“The United Nations remains ready to assist all Afghan stakeholders, including victim groups, to take immediate and concerted action to preserve grave sites,” Norah Niland, representative of the UN High Commissioner for Human Rights in Kabul, told IRIN.
“At a minimum, victims have a right to the truth, and the preservation of evidence is a critical element in understanding and addressing the legacy of past atrocities,” said Niland, who also works as head of the human rights unit at the UN Assistance Mission in Afghanistan (UNAMA).
The UN has confirmed that at least one grave site in the northern city of Sheberghan, where thousands of men allegedly associated with the Taliban were dumped in late 2001, has recently been disturbed.
It is unclear who took away human remains from the Dasht-e-Leili gravesite but many accuse Abdul Rashid Dostum, a powerful Uzbek warlord, because of his alleged involvement in the massacre of Taliban prisoners in 2001-2002. Dostum has denied the charges.

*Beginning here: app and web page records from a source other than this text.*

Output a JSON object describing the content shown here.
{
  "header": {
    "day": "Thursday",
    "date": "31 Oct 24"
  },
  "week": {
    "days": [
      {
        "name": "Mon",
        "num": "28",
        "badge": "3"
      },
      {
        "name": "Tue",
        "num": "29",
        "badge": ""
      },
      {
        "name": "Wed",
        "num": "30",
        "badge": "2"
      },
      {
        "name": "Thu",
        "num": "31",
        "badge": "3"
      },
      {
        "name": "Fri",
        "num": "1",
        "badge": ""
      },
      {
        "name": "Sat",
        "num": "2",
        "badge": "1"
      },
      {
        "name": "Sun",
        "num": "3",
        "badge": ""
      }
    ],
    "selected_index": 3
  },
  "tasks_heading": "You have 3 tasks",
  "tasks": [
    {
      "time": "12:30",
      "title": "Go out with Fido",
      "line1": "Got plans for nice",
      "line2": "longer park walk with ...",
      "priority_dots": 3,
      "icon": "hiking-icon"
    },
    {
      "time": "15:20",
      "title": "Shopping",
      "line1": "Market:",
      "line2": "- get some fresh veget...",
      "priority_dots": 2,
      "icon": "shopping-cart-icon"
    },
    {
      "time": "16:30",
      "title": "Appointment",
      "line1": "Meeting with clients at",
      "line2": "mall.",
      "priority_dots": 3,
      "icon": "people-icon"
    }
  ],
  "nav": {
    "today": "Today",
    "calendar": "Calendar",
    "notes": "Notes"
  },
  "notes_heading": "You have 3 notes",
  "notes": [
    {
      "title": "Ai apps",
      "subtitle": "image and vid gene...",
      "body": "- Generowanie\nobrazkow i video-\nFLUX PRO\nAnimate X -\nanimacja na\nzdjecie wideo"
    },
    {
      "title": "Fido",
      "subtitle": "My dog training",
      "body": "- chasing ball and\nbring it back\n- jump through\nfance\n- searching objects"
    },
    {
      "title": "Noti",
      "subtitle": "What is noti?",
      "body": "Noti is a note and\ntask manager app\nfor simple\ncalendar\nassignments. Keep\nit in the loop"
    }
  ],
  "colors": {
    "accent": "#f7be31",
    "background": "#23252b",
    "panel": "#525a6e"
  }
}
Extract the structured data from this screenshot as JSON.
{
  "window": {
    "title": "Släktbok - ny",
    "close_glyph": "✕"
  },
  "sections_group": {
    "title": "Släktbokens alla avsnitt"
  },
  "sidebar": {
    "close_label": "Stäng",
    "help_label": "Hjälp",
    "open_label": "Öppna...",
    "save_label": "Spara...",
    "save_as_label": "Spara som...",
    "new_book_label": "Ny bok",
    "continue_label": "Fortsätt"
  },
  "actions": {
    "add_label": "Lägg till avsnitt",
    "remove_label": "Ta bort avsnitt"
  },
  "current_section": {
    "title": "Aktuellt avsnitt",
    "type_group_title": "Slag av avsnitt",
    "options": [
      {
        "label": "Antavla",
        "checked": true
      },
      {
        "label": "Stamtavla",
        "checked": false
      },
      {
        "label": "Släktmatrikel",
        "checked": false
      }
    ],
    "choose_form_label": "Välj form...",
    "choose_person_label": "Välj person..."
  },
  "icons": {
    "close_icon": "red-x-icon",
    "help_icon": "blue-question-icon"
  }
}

Physicians for Human Rights (PHR) – a Washington-based NGO investigating human rights violations – has called for an immediate investigation into the reported disturbance.
“Removing evidence of an alleged mass atrocity is itself a war crime and must be investigated… this destruction is a devastating blow to the effort to learn the truth of Dasht-e-Leili,” Frank Donaghue, chief executive officer of PHR, was quoted as saying in a press release on 12 December.
Powerful individuals block investigations
Photo: Zhulia Yaftaly/ IRIN
|The UN says mass grave sites must be protected against any disturbance and/or destruction|
Over the past five years, more than 80 mass graves have been identified across the war-ravaged country, the Afghanistan Independent Human Rights Commission (AIHRC) has said.
Hundreds of thousands of people were allegedly killed and thrown into collective graves by various armed factions over the years of conflict.
However, little or no effort has been made so far to shed light on the identities of victims and those responsible for the crimes.
Zia Langari, a commissioner at the AIHRC, told IRIN: “Some powerful people block investigations into mass graves because they fear this would jeopardise their positions.”
Langari’s concern was echoed by Niland of UNAMA: “There are powerful elements that do not want investigations into mass graves.”
Rights watchdogs have accused some former mujahideen leaders, ex-communist government officials, the Taliban and local militia commanders – who were allies with the US in late 2001 to ouster the Taliban and have maintained power ever since – of war crimes and crimes against humanity, including the killing of prisoners of war and civilians.
Another hindrance to investigations into mass killings is that they require technical resources, which are mostly unavailable in the country.
The majority of the over 4,000 Afghans interviewed by the AIHRC in 2005 on how to deal with past atrocities said that war criminals and human rights violators must be punished. More than 76 percent of the interviewees said bringing criminals to justice would help stabilise the country and ensure lasting peace.
As large parts of the country reel under a worsening conflict more than seven years after the fall of the Taliban, some experts say the failure to deal effectively with past crimes and ensure justice has contributed to the re-emergence of violence.
This article was produced by IRIN News while it was part of the United Nations Office for the Coordination of Humanitarian Affairs. Please send queries on copyright or liability to the UN. For more information: https://shop.un.org/rights-permissions